[TASK BRIEF] Count the lines below that include the word "JSON" and write that number alone.

[Start of Attachment]

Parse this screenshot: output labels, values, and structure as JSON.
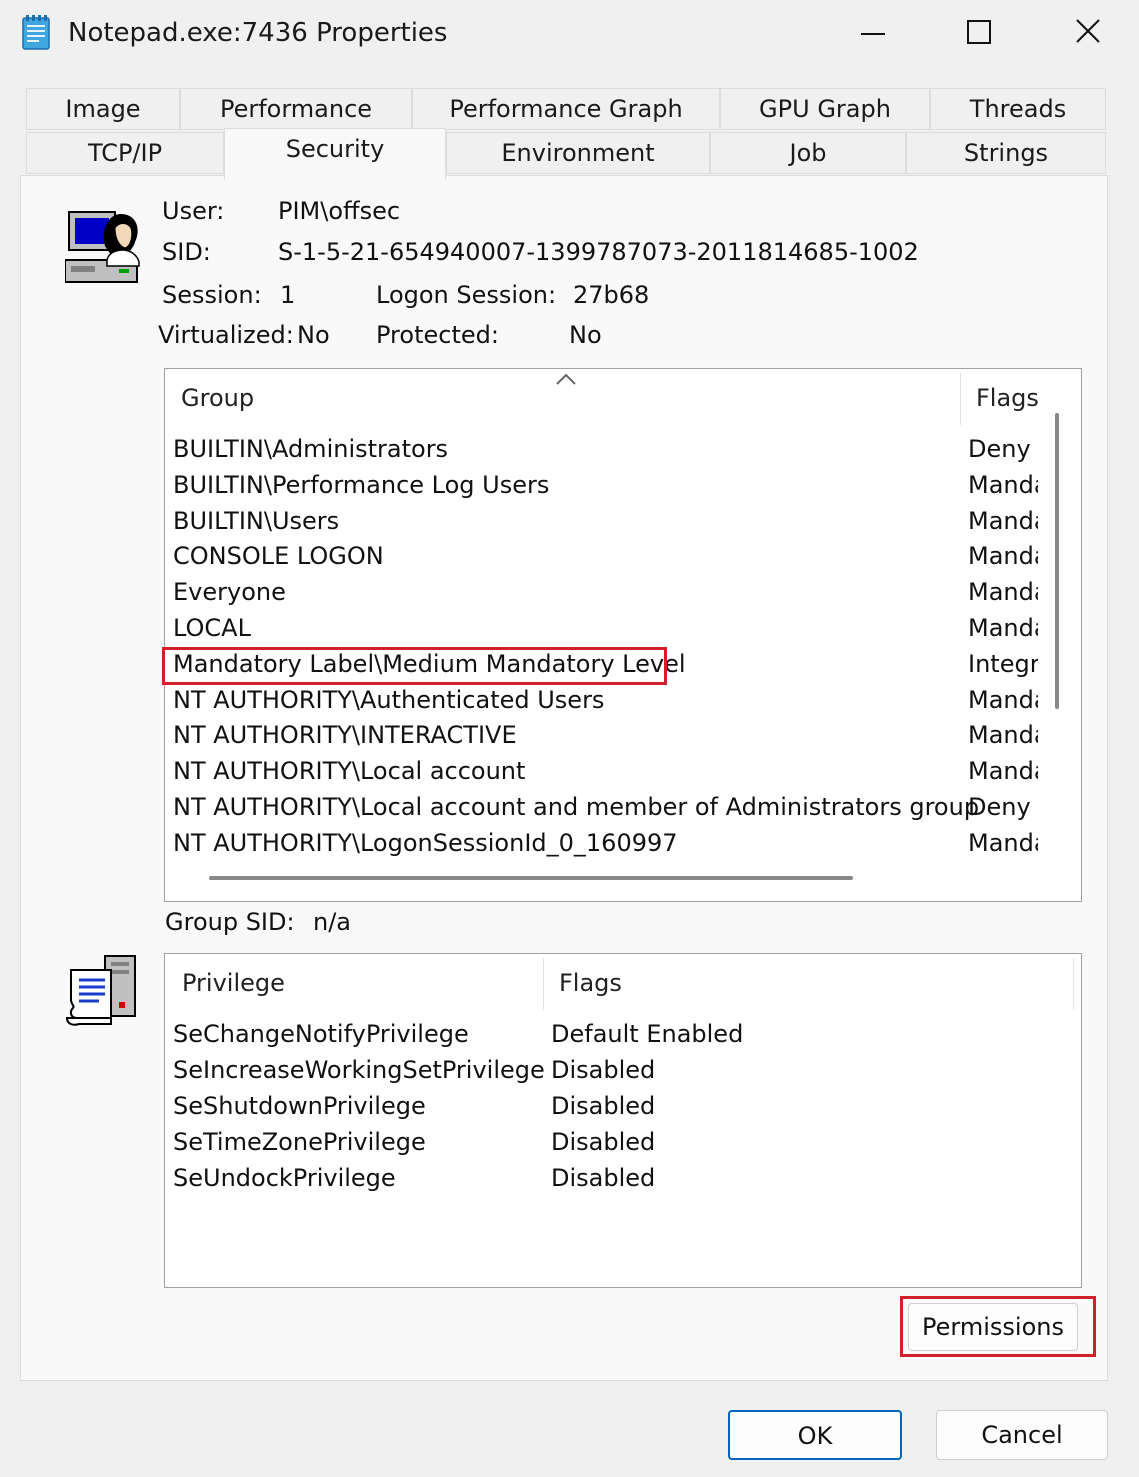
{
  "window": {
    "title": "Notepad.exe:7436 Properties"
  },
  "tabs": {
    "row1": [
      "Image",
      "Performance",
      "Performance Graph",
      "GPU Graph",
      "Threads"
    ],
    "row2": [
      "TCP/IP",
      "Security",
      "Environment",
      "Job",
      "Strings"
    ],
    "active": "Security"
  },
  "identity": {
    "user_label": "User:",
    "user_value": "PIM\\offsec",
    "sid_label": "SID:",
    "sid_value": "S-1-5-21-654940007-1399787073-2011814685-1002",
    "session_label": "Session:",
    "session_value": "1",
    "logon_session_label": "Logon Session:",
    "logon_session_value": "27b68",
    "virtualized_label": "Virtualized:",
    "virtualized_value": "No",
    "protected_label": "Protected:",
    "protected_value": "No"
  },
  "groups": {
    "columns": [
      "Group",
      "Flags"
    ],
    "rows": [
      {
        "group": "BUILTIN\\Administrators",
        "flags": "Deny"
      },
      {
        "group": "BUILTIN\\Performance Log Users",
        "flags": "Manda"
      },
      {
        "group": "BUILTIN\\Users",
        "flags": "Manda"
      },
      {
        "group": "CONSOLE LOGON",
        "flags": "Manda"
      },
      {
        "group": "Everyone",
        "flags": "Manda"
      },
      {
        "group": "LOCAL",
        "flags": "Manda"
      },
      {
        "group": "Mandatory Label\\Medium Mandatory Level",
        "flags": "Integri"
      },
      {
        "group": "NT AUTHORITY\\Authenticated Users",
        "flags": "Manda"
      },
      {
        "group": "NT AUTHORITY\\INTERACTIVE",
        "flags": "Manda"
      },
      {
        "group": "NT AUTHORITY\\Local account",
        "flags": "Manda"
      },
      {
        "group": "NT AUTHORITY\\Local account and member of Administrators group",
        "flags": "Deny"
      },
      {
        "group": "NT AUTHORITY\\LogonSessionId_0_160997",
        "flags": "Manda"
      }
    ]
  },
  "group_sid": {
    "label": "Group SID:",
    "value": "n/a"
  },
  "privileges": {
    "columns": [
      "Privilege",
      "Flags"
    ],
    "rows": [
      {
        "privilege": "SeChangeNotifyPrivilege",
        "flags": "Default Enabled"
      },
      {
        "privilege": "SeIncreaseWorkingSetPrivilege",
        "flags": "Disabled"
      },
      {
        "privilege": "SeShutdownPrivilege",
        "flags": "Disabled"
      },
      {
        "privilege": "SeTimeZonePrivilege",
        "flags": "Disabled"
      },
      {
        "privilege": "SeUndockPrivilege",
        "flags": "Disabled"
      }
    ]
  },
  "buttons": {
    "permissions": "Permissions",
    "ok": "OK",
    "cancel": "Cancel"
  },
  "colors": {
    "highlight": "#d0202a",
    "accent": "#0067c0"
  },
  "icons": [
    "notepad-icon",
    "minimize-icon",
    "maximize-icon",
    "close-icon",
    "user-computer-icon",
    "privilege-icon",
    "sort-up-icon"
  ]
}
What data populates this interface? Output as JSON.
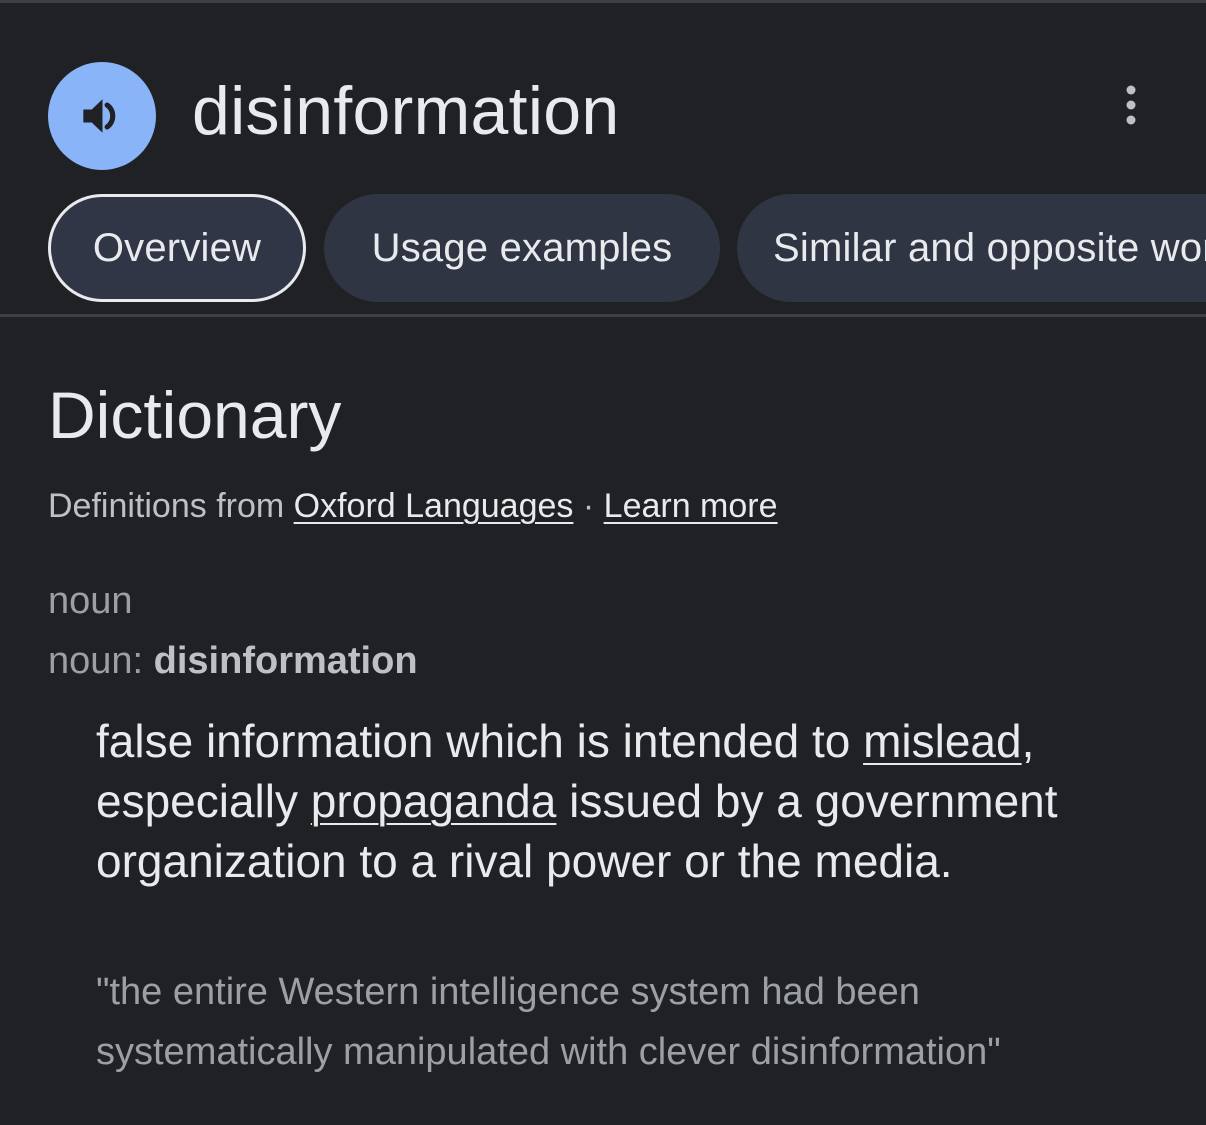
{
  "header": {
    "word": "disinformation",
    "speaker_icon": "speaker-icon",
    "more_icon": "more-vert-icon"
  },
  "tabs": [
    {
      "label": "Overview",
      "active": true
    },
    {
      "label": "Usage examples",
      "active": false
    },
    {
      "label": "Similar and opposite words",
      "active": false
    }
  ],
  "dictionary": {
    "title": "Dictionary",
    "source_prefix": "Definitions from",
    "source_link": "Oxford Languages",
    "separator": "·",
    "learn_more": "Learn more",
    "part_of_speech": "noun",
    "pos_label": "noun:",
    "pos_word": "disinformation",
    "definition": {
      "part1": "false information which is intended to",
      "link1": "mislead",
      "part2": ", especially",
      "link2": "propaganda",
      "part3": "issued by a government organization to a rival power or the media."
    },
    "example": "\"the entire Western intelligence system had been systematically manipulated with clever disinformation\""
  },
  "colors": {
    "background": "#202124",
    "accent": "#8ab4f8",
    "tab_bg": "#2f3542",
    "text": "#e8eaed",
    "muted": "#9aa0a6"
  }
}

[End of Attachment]

[PROBLEM SOLUTION] 2